Ask Scary Mommy: My Childless Friend Never Asks About My Kids

by Maria Guido
Two women holding hands, walking threw rectangular opening in coloured wall
Scary Mommy and Klaus Vedfelt/Getty

Ask Scary Mommy is Scary Mommy’s new advice column, where our team of “experts” answers all the questions you have about life, love, body image, friends, parenting, and anything else that’s confusing you.

This week… how do you respond to a childless friend who never asks about your kids? What do you do when your friend expects you to be excited about all of her milestones, but shows no interest in one of your most important ones? Have your own questions? Email

Dear Scary Mommy,

One of my closest and oldest friends never shows any interest in my kids. We’ve been friends since college, and we’re in our late thirties now. She’s always been clear about never wanting kids, and I’ve always 100% supported her in that. We’re long distance friends, but still text and talk as much as possible. She hit a lot of her milestones before me — she was married first, bought her first house first, etc… and for each of those milestones I was cheering her on and present. I travelled to be a bridesmaid in her wedding. I sent her a care package when she bought a house. I was there for her through her divorce… etc. She barely acknowledged the birth of my first child. Of course I didn’t expect her to travel for a baby shower, but she didn’t so much as send a card. My child is now five, and she’s still never acknowledged a birthday or even so much as asked how she’s doing. If I start talking about kid stuff, she quickly changes the subject or makes a comment about how glad she is she still has her “freedom.” Do I just accept that this is who she is? It’s gotten to the point where I am really bitter about it.

Oh, boy — evolving female friendships can be tough. There’s a lot to unpack here, but first I want to say it’s totally valid for you to have hurt feelings about your friend not acknowledging one of the most important things in your life — your child.

Unfortunately, some people are just a lot more self-centered than others. You say the way she acts is starting to make you feel “bitter” — maybe you need to reevaluate whether you’re still friends merely because of the longevity of your relationship or if you really still want this person in your life. Old friends can become like family, and by that I mean we tend to take a little more abuse from them than we would from anyone else. As we get older, we take a lot less shit. You probably wouldn’t put up with the way this friend makes you feel from a new acquaintance, right?
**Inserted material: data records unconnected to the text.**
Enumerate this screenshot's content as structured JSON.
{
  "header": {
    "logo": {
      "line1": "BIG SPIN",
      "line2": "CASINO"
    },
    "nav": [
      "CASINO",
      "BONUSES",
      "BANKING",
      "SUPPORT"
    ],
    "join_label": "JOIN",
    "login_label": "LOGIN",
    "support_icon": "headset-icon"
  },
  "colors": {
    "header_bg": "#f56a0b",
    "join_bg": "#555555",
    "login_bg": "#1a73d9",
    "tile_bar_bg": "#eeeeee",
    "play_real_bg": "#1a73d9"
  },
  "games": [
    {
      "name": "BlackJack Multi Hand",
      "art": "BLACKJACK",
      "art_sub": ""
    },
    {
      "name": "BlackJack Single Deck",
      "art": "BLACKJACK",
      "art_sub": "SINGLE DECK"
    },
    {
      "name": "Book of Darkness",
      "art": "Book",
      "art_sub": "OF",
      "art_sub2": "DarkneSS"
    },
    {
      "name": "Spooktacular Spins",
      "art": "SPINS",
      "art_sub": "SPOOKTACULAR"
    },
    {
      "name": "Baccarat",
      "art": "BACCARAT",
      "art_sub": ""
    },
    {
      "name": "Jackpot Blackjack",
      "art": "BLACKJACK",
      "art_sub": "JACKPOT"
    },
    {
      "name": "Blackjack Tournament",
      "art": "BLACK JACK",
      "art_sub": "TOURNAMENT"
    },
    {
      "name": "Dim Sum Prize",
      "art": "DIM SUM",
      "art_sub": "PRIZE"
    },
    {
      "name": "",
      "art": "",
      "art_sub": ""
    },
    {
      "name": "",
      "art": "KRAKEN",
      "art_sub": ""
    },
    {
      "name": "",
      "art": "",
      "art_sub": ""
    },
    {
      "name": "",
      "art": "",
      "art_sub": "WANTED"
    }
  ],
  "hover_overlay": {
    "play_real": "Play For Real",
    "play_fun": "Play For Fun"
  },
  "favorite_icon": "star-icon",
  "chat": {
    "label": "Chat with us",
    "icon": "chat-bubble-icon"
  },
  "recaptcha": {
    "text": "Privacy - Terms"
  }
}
You need to try to separate the person that you are from the person that she is — and stop expecting her to be as considerate as you. It hurts, but some people are just more thoughtful than others. You sound like the kind of person who fits into the “more thoughtful” bowl. Your friend sounds pretty self-centered, to be honest — and maybe you’ve just grown out of the person you were all those years who was okay with having friendships that felt one-sided. If you find yourself keeping a tally of all the things you’ve done for her in the span of your relationship that feel unreciprocated — it may be time to let this friendship go.

That being said, if you think there’s a larger issue that is making her respond to you in this way, maybe you should try being honest about the way you feel and see how she responds. When we’re burying resentments, we can’t be a truly present friend, either. Either way — honestly will go a long way. It’s hard to get things out in the open, but you’ll never heal your friendship — or move on from it — until you do.

Have your own question? Email